In Collier’s “Annunciation,” Mary is a young schoolgirl dressed in blue and white.  When the angel Gabriel comes to her, she is reading from the book of the prophet Isaiah, chapter 7 verse 14, where the prophet proclaims the sign that God will give:  “The virgin shall be with child and bear a son, and shall name him Emmanuel.”

Some of the traditional elements can be found in the painting:  The lilies are a recognizable symbol of Mary’s purity.  The intact glass pane next to the door typifies Mary’s perpetual virginity.  And look closely:  A dove, representing the Holy Spirit, rests on a nearby house—not presuming Mary’s response but awaiting it.

What Is Holy Week?

Holy Week—the week from Palm Sunday through Holy Saturday—falls this year on March 24-30.  Holy Week is a sacred time on the Catholic calendar, for it is the period when we commemorate the last week of Jesus’ life on this earth.

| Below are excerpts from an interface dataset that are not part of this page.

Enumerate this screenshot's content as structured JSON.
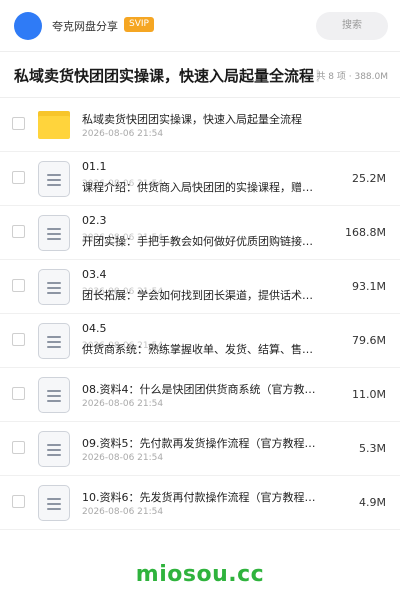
{
  "header": {
    "username": "夸克网盘分享",
    "badge": "SVIP",
    "search_label": "搜索"
  },
  "folder": {
    "title": "私域卖货快团团实操课，快速入局起量全流程！",
    "meta": "共 8 项 · 388.0M"
  },
  "items": [
    {
      "type": "folder",
      "name": "私域卖货快团团实操课，快速入局起量全流程",
      "date": "2026-08-06 21:54",
      "size": ""
    },
    {
      "type": "file",
      "name": "01.1",
      "desc": "课程介绍：供货商入局快团团的实操课程，赠…",
      "date": "2026-08-06 21:54",
      "size": "25.2M"
    },
    {
      "type": "file",
      "name": "02.3",
      "desc": "开团实操：手把手教会如何做好优质团购链接…",
      "date": "2026-08-06 21:54",
      "size": "168.8M"
    },
    {
      "type": "file",
      "name": "03.4",
      "desc": "团长拓展：学会如何找到团长渠道，提供话术…",
      "date": "2026-08-06 21:54",
      "size": "93.1M"
    },
    {
      "type": "file",
      "name": "04.5",
      "desc": "供货商系统：熟练掌握收单、发货、结算、售…",
      "date": "2026-08-06 21:54",
      "size": "79.6M"
    },
    {
      "type": "file",
      "name": "08.资料4：什么是快团团供货商系统（官方教程）.…",
      "date": "2026-08-06 21:54",
      "size": "11.0M"
    },
    {
      "type": "file",
      "name": "09.资料5：先付款再发货操作流程（官方教程）.m…",
      "date": "2026-08-06 21:54",
      "size": "5.3M"
    },
    {
      "type": "file",
      "name": "10.资料6：先发货再付款操作流程（官方教程）.m…",
      "date": "2026-08-06 21:54",
      "size": "4.9M"
    }
  ],
  "watermark": "miosou.cc",
  "colors": {
    "accent": "#2f7bf6",
    "svip": "#f5a623",
    "folder": "#ffd43c",
    "watermark": "#2fb33d"
  }
}
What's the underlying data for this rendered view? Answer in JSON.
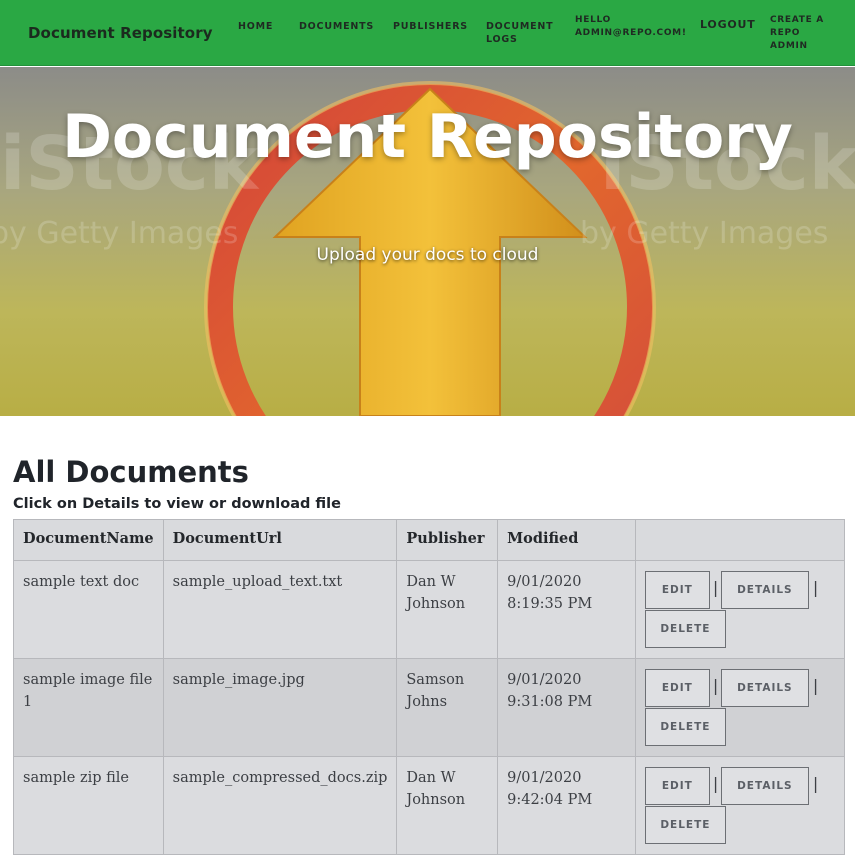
{
  "nav": {
    "brand": "Document Repository",
    "links": {
      "home": "HOME",
      "documents": "DOCUMENTS",
      "publishers": "PUBLISHERS",
      "logs": "DOCUMENT\nLOGS",
      "hello": "HELLO\nADMIN@REPO.COM!",
      "logout": "LOGOUT",
      "create_admin": "CREATE A\nREPO\nADMIN"
    },
    "color": "#2aa844"
  },
  "hero": {
    "title": "Document Repository",
    "subtitle": "Upload your docs to cloud",
    "watermark_main": "iStock",
    "watermark_sub": "by Getty Images"
  },
  "main": {
    "title": "All Documents",
    "hint": "Click on Details to view or download file",
    "table": {
      "headers": [
        "DocumentName",
        "DocumentUrl",
        "Publisher",
        "Modified",
        ""
      ],
      "rows": [
        {
          "name": "sample text doc",
          "url": "sample_upload_text.txt",
          "publisher": "Dan W Johnson",
          "modified": "9/01/2020 8:19:35 PM"
        },
        {
          "name": "sample image file 1",
          "url": "sample_image.jpg",
          "publisher": "Samson Johns",
          "modified": "9/01/2020 9:31:08 PM"
        },
        {
          "name": "sample zip file",
          "url": "sample_compressed_docs.zip",
          "publisher": "Dan W Johnson",
          "modified": "9/01/2020 9:42:04 PM"
        }
      ],
      "actions": {
        "edit": "EDIT",
        "details": "DETAILS",
        "delete": "DELETE",
        "separator": "|"
      }
    }
  }
}
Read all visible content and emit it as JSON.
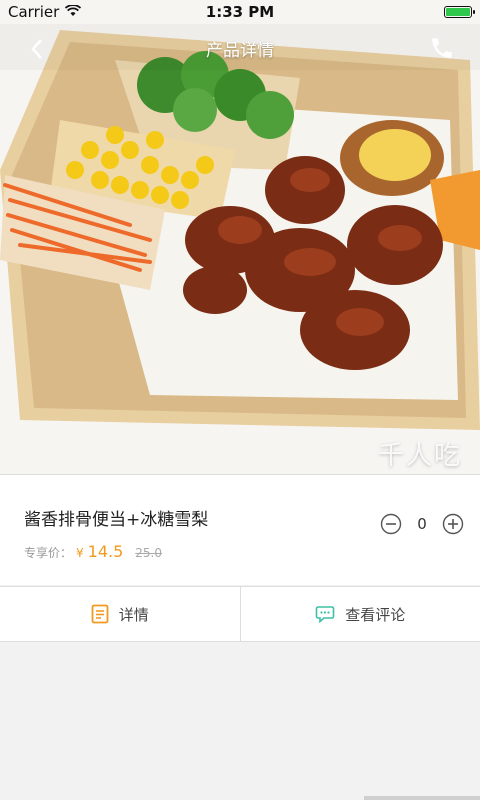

These are the days leading up to the great Easter Feast. The Lenten season of sacrifice and self-denial is about to come to an end, but this coming week is extremely important for all Christians. The greatest focus of the week is the Passion (suffering) and Resurrection of Jesus Christ and the events that led up to it.

As early as the fourth century, the Church celebrated this “Great Week” with profound sanctity. It begins with Palm Sunday, which marks Jesus’ triumphant entry into Jerusalem, with a procession of palms. At the Palm Sunday liturgy, the Passion narrative is read in its entirety.

Especially important for Catholics is the Easter Triduum, the three days just before Easter.

On Holy Thursday, we re-enact the Lord’s Last Supper, which He shared with His apostles on the night He was betrayed and arrested. At the Mass, the priest will wash the feet of twelve men, just as Jesus did. Also on this night, priests all over the world will renew their sacred vows. This is because at the Last Supper, Jesus not only instituted the Mass (Eucharist) but also the ministerial priesthood.

On Good Friday, the day of the Crucifixion and death of our Lord, Catholics participate in the veneration of the Cross. A service is held at three o’clock in the afternoon (the hour He is believed to have died) and another service is held later in the evening. We go forward and kiss Jesus’ feet on the Cross in order to show honor and respect for Christ’s sacrifice for our sake. There is no Mass, hence no consecration of the Eucharist on this day; and the Communion we receive will have been reserved in the tabernacle from the previous day.

On Holy Saturday, we keep watch expectantly for the rising of Our Savior. This was the day He went down into the netherworld in order to bring back up with Him into heaven those who had died before His coming. Up to this time, the gates to heaven were closed and no one could go there because of the original sin of Adam. Jesus changed that: By paying the price for our sins on the Cross, He gained for us our eternal salvation, and heaven was opened once more.

Also on this night, persons who have spent months of preparation will be received through Baptism and Confirmation into the Catholic Church for the first time. It is a joyous occasion.